▸ **TASK DETAILS**
Type out the entries again, matching each one exactly.

Excerpts from a dataset:
* * * * * * *

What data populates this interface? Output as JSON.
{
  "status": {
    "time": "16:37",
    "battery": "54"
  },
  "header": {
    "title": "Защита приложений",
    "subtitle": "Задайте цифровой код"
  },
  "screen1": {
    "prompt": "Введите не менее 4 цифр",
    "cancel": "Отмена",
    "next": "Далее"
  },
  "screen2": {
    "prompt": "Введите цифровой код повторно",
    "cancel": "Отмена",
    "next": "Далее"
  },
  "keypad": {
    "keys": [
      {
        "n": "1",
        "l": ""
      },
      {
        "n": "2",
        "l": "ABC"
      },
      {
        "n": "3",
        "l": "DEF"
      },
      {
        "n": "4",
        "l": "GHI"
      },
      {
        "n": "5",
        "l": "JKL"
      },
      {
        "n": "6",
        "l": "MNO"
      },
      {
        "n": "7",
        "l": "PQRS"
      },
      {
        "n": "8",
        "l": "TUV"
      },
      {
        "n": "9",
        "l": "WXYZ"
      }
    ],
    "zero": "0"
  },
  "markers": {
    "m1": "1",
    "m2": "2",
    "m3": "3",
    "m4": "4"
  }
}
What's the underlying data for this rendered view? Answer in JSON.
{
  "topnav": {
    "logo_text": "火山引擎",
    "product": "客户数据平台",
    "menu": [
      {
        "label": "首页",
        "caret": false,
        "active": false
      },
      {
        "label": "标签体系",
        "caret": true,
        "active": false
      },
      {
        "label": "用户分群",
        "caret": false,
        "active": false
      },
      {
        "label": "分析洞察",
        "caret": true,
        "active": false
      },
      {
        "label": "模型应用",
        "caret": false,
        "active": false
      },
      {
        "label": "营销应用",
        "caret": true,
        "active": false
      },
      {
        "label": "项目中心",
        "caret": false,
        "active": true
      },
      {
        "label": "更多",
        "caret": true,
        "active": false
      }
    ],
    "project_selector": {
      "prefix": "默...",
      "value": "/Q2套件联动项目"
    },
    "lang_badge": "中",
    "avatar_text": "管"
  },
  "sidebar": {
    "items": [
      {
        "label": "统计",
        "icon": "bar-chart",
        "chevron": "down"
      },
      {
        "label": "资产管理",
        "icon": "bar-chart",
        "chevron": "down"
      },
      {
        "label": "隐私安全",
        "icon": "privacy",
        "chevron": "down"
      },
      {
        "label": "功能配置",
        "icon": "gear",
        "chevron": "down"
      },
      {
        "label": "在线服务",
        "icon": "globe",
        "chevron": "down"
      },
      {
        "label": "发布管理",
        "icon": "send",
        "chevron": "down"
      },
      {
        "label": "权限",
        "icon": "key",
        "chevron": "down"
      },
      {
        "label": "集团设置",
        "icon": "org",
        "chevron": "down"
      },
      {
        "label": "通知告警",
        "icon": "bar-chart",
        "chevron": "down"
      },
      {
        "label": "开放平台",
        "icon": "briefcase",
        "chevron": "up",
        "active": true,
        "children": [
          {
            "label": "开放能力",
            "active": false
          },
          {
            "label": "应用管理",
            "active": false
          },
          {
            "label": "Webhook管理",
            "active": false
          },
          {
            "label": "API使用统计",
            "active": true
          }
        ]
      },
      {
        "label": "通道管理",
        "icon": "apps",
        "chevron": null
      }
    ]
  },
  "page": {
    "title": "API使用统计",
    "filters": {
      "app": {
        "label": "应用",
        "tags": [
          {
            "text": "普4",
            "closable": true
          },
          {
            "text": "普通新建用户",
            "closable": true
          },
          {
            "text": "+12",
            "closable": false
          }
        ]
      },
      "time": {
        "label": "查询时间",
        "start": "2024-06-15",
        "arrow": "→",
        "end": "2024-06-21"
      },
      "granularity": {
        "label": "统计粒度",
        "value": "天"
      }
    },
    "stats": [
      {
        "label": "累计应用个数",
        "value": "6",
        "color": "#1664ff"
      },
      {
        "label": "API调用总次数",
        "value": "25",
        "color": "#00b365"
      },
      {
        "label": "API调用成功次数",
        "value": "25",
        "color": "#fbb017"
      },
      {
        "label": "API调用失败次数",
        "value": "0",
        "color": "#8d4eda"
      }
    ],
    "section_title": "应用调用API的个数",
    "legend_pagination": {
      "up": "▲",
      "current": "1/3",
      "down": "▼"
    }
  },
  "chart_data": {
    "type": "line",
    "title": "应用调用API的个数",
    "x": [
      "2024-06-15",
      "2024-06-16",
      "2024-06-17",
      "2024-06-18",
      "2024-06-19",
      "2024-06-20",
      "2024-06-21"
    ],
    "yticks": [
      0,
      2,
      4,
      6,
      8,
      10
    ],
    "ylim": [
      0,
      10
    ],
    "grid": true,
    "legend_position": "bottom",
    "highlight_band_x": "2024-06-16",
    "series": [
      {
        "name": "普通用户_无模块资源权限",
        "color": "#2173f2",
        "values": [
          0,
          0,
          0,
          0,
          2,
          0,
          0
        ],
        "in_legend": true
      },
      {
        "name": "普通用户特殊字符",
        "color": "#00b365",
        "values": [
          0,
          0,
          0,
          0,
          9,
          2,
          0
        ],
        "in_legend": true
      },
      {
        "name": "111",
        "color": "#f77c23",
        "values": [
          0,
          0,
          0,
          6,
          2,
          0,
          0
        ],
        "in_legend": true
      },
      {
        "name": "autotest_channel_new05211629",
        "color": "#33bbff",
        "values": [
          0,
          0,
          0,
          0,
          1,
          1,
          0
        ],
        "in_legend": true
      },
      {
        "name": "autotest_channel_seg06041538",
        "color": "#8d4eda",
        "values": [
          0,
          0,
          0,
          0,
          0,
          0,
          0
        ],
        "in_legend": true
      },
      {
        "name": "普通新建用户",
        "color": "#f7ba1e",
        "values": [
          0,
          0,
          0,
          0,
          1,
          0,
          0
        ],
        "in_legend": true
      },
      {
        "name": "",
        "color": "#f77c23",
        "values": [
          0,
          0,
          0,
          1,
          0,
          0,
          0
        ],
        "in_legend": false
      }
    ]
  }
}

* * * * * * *

▸ **SOLUTION TO THE EXERCISE**
What data populates this interface? Output as JSON.
{
  "status": {
    "time": "16:37",
    "battery": "54"
  },
  "header": {
    "title": "Защита приложений",
    "subtitle": "Задайте цифровой код"
  },
  "screen1": {
    "prompt": "Введите не менее 4 цифр",
    "cancel": "Отмена",
    "next": "Далее"
  },
  "screen2": {
    "prompt": "Введите цифровой код повторно",
    "cancel": "Отмена",
    "next": "Далее"
  },
  "keypad": {
    "keys": [
      {
        "n": "1",
        "l": ""
      },
      {
        "n": "2",
        "l": "ABC"
      },
      {
        "n": "3",
        "l": "DEF"
      },
      {
        "n": "4",
        "l": "GHI"
      },
      {
        "n": "5",
        "l": "JKL"
      },
      {
        "n": "6",
        "l": "MNO"
      },
      {
        "n": "7",
        "l": "PQRS"
      },
      {
        "n": "8",
        "l": "TUV"
      },
      {
        "n": "9",
        "l": "WXYZ"
      }
    ],
    "zero": "0"
  },
  "markers": {
    "m1": "1",
    "m2": "2",
    "m3": "3",
    "m4": "4"
  }
}
What's the underlying data for this rendered view? Answer in JSON.
{
  "topnav": {
    "logo_text": "火山引擎",
    "product": "客户数据平台",
    "menu": [
      {
        "label": "首页",
        "caret": false,
        "active": false
      },
      {
        "label": "标签体系",
        "caret": true,
        "active": false
      },
      {
        "label": "用户分群",
        "caret": false,
        "active": false
      },
      {
        "label": "分析洞察",
        "caret": true,
        "active": false
      },
      {
        "label": "模型应用",
        "caret": false,
        "active": false
      },
      {
        "label": "营销应用",
        "caret": true,
        "active": false
      },
      {
        "label": "项目中心",
        "caret": false,
        "active": true
      },
      {
        "label": "更多",
        "caret": true,
        "active": false
      }
    ],
    "project_selector": {
      "prefix": "默...",
      "value": "/Q2套件联动项目"
    },
    "lang_badge": "中",
    "avatar_text": "管"
  },
  "sidebar": {
    "items": [
      {
        "label": "统计",
        "icon": "bar-chart",
        "chevron": "down"
      },
      {
        "label": "资产管理",
        "icon": "bar-chart",
        "chevron": "down"
      },
      {
        "label": "隐私安全",
        "icon": "privacy",
        "chevron": "down"
      },
      {
        "label": "功能配置",
        "icon": "gear",
        "chevron": "down"
      },
      {
        "label": "在线服务",
        "icon": "globe",
        "chevron": "down"
      },
      {
        "label": "发布管理",
        "icon": "send",
        "chevron": "down"
      },
      {
        "label": "权限",
        "icon": "key",
        "chevron": "down"
      },
      {
        "label": "集团设置",
        "icon": "org",
        "chevron": "down"
      },
      {
        "label": "通知告警",
        "icon": "bar-chart",
        "chevron": "down"
      },
      {
        "label": "开放平台",
        "icon": "briefcase",
        "chevron": "up",
        "active": true,
        "children": [
          {
            "label": "开放能力",
            "active": false
          },
          {
            "label": "应用管理",
            "active": false
          },
          {
            "label": "Webhook管理",
            "active": false
          },
          {
            "label": "API使用统计",
            "active": true
          }
        ]
      },
      {
        "label": "通道管理",
        "icon": "apps",
        "chevron": null
      }
    ]
  },
  "page": {
    "title": "API使用统计",
    "filters": {
      "app": {
        "label": "应用",
        "tags": [
          {
            "text": "普4",
            "closable": true
          },
          {
            "text": "普通新建用户",
            "closable": true
          },
          {
            "text": "+12",
            "closable": false
          }
        ]
      },
      "time": {
        "label": "查询时间",
        "start": "2024-06-15",
        "arrow": "→",
        "end": "2024-06-21"
      },
      "granularity": {
        "label": "统计粒度",
        "value": "天"
      }
    },
    "stats": [
      {
        "label": "累计应用个数",
        "value": "6",
        "color": "#1664ff"
      },
      {
        "label": "API调用总次数",
        "value": "25",
        "color": "#00b365"
      },
      {
        "label": "API调用成功次数",
        "value": "25",
        "color": "#fbb017"
      },
      {
        "label": "API调用失败次数",
        "value": "0",
        "color": "#8d4eda"
      }
    ],
    "section_title": "应用调用API的个数",
    "legend_pagination": {
      "up": "▲",
      "current": "1/3",
      "down": "▼"
    }
  },
  "chart_data": {
    "type": "line",
    "title": "应用调用API的个数",
    "x": [
      "2024-06-15",
      "2024-06-16",
      "2024-06-17",
      "2024-06-18",
      "2024-06-19",
      "2024-06-20",
      "2024-06-21"
    ],
    "yticks": [
      0,
      2,
      4,
      6,
      8,
      10
    ],
    "ylim": [
      0,
      10
    ],
    "grid": true,
    "legend_position": "bottom",
    "highlight_band_x": "2024-06-16",
    "series": [
      {
        "name": "普通用户_无模块资源权限",
        "color": "#2173f2",
        "values": [
          0,
          0,
          0,
          0,
          2,
          0,
          0
        ],
        "in_legend": true
      },
      {
        "name": "普通用户特殊字符",
        "color": "#00b365",
        "values": [
          0,
          0,
          0,
          0,
          9,
          2,
          0
        ],
        "in_legend": true
      },
      {
        "name": "111",
        "color": "#f77c23",
        "values": [
          0,
          0,
          0,
          6,
          2,
          0,
          0
        ],
        "in_legend": true
      },
      {
        "name": "autotest_channel_new05211629",
        "color": "#33bbff",
        "values": [
          0,
          0,
          0,
          0,
          1,
          1,
          0
        ],
        "in_legend": true
      },
      {
        "name": "autotest_channel_seg06041538",
        "color": "#8d4eda",
        "values": [
          0,
          0,
          0,
          0,
          0,
          0,
          0
        ],
        "in_legend": true
      },
      {
        "name": "普通新建用户",
        "color": "#f7ba1e",
        "values": [
          0,
          0,
          0,
          0,
          1,
          0,
          0
        ],
        "in_legend": true
      },
      {
        "name": "",
        "color": "#f77c23",
        "values": [
          0,
          0,
          0,
          1,
          0,
          0,
          0
        ],
        "in_legend": false
      }
    ]
  }
}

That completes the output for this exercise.